Material shown START
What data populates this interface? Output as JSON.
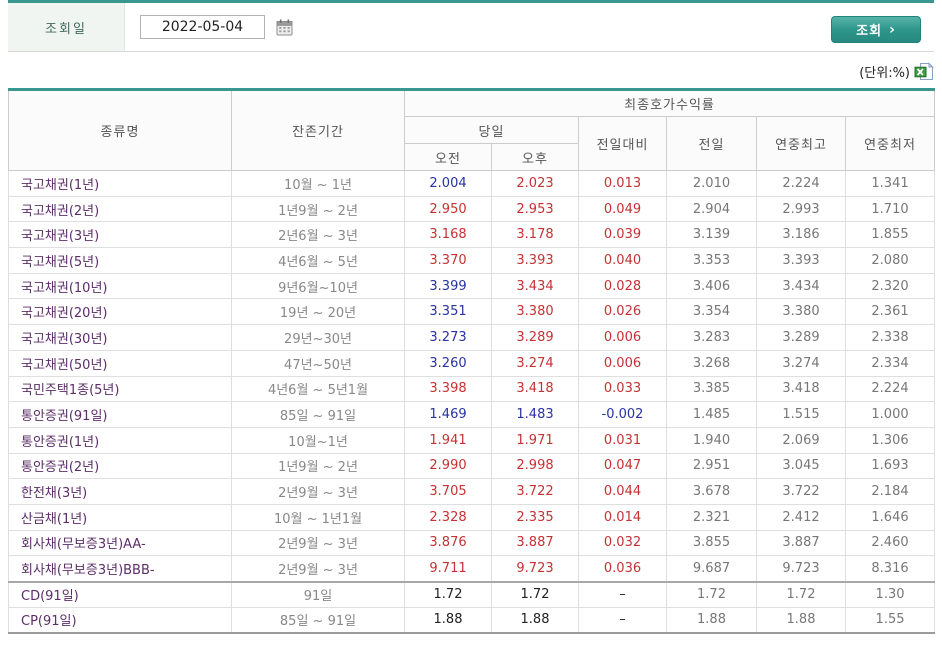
{
  "toolbar": {
    "date_label": "조회일",
    "date_value": "2022-05-04",
    "search_button": "조회",
    "search_arrow": "›"
  },
  "unit_label": "(단위:%)",
  "table": {
    "headers": {
      "col_type": "종류명",
      "col_period": "잔존기간",
      "group_yield": "최종호가수익률",
      "group_today": "당일",
      "col_am": "오전",
      "col_pm": "오후",
      "col_change": "전일대비",
      "col_prev": "전일",
      "col_high": "연중최고",
      "col_low": "연중최저"
    },
    "rows": [
      {
        "name": "국고채권(1년)",
        "period": "10월 ~ 1년",
        "am": "2.004",
        "pm": "2.023",
        "change": "0.013",
        "prev": "2.010",
        "high": "2.224",
        "low": "1.341",
        "am_c": "down",
        "pm_c": "up",
        "chg_c": "up",
        "sep": false
      },
      {
        "name": "국고채권(2년)",
        "period": "1년9월 ~ 2년",
        "am": "2.950",
        "pm": "2.953",
        "change": "0.049",
        "prev": "2.904",
        "high": "2.993",
        "low": "1.710",
        "am_c": "up",
        "pm_c": "up",
        "chg_c": "up",
        "sep": false
      },
      {
        "name": "국고채권(3년)",
        "period": "2년6월 ~ 3년",
        "am": "3.168",
        "pm": "3.178",
        "change": "0.039",
        "prev": "3.139",
        "high": "3.186",
        "low": "1.855",
        "am_c": "up",
        "pm_c": "up",
        "chg_c": "up",
        "sep": false
      },
      {
        "name": "국고채권(5년)",
        "period": "4년6월 ~ 5년",
        "am": "3.370",
        "pm": "3.393",
        "change": "0.040",
        "prev": "3.353",
        "high": "3.393",
        "low": "2.080",
        "am_c": "up",
        "pm_c": "up",
        "chg_c": "up",
        "sep": false
      },
      {
        "name": "국고채권(10년)",
        "period": "9년6월~10년",
        "am": "3.399",
        "pm": "3.434",
        "change": "0.028",
        "prev": "3.406",
        "high": "3.434",
        "low": "2.320",
        "am_c": "down",
        "pm_c": "up",
        "chg_c": "up",
        "sep": false
      },
      {
        "name": "국고채권(20년)",
        "period": "19년 ~ 20년",
        "am": "3.351",
        "pm": "3.380",
        "change": "0.026",
        "prev": "3.354",
        "high": "3.380",
        "low": "2.361",
        "am_c": "down",
        "pm_c": "up",
        "chg_c": "up",
        "sep": false
      },
      {
        "name": "국고채권(30년)",
        "period": "29년~30년",
        "am": "3.273",
        "pm": "3.289",
        "change": "0.006",
        "prev": "3.283",
        "high": "3.289",
        "low": "2.338",
        "am_c": "down",
        "pm_c": "up",
        "chg_c": "up",
        "sep": false
      },
      {
        "name": "국고채권(50년)",
        "period": "47년~50년",
        "am": "3.260",
        "pm": "3.274",
        "change": "0.006",
        "prev": "3.268",
        "high": "3.274",
        "low": "2.334",
        "am_c": "down",
        "pm_c": "up",
        "chg_c": "up",
        "sep": false
      },
      {
        "name": "국민주택1종(5년)",
        "period": "4년6월 ~ 5년1월",
        "am": "3.398",
        "pm": "3.418",
        "change": "0.033",
        "prev": "3.385",
        "high": "3.418",
        "low": "2.224",
        "am_c": "up",
        "pm_c": "up",
        "chg_c": "up",
        "sep": false
      },
      {
        "name": "통안증권(91일)",
        "period": "85일 ~ 91일",
        "am": "1.469",
        "pm": "1.483",
        "change": "-0.002",
        "prev": "1.485",
        "high": "1.515",
        "low": "1.000",
        "am_c": "down",
        "pm_c": "down",
        "chg_c": "down",
        "sep": false
      },
      {
        "name": "통안증권(1년)",
        "period": "10월~1년",
        "am": "1.941",
        "pm": "1.971",
        "change": "0.031",
        "prev": "1.940",
        "high": "2.069",
        "low": "1.306",
        "am_c": "up",
        "pm_c": "up",
        "chg_c": "up",
        "sep": false
      },
      {
        "name": "통안증권(2년)",
        "period": "1년9월 ~ 2년",
        "am": "2.990",
        "pm": "2.998",
        "change": "0.047",
        "prev": "2.951",
        "high": "3.045",
        "low": "1.693",
        "am_c": "up",
        "pm_c": "up",
        "chg_c": "up",
        "sep": false
      },
      {
        "name": "한전채(3년)",
        "period": "2년9월 ~ 3년",
        "am": "3.705",
        "pm": "3.722",
        "change": "0.044",
        "prev": "3.678",
        "high": "3.722",
        "low": "2.184",
        "am_c": "up",
        "pm_c": "up",
        "chg_c": "up",
        "sep": false
      },
      {
        "name": "산금채(1년)",
        "period": "10월 ~ 1년1월",
        "am": "2.328",
        "pm": "2.335",
        "change": "0.014",
        "prev": "2.321",
        "high": "2.412",
        "low": "1.646",
        "am_c": "up",
        "pm_c": "up",
        "chg_c": "up",
        "sep": false
      },
      {
        "name": "회사채(무보증3년)AA-",
        "period": "2년9월 ~ 3년",
        "am": "3.876",
        "pm": "3.887",
        "change": "0.032",
        "prev": "3.855",
        "high": "3.887",
        "low": "2.460",
        "am_c": "up",
        "pm_c": "up",
        "chg_c": "up",
        "sep": false
      },
      {
        "name": "회사채(무보증3년)BBB-",
        "period": "2년9월 ~ 3년",
        "am": "9.711",
        "pm": "9.723",
        "change": "0.036",
        "prev": "9.687",
        "high": "9.723",
        "low": "8.316",
        "am_c": "up",
        "pm_c": "up",
        "chg_c": "up",
        "sep": false
      },
      {
        "name": "CD(91일)",
        "period": "91일",
        "am": "1.72",
        "pm": "1.72",
        "change": "–",
        "prev": "1.72",
        "high": "1.72",
        "low": "1.30",
        "am_c": "flat",
        "pm_c": "flat",
        "chg_c": "flat",
        "sep": true
      },
      {
        "name": "CP(91일)",
        "period": "85일 ~ 91일",
        "am": "1.88",
        "pm": "1.88",
        "change": "–",
        "prev": "1.88",
        "high": "1.88",
        "low": "1.55",
        "am_c": "flat",
        "pm_c": "flat",
        "chg_c": "flat",
        "sep": false
      }
    ]
  },
  "colors": {
    "accent_teal": "#3a978d",
    "up_red": "#c63232",
    "down_blue": "#2733a0",
    "name_purple": "#5c2e68",
    "muted_gray": "#777777"
  }
}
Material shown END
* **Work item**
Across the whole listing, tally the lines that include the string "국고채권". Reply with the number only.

* **Response below**
8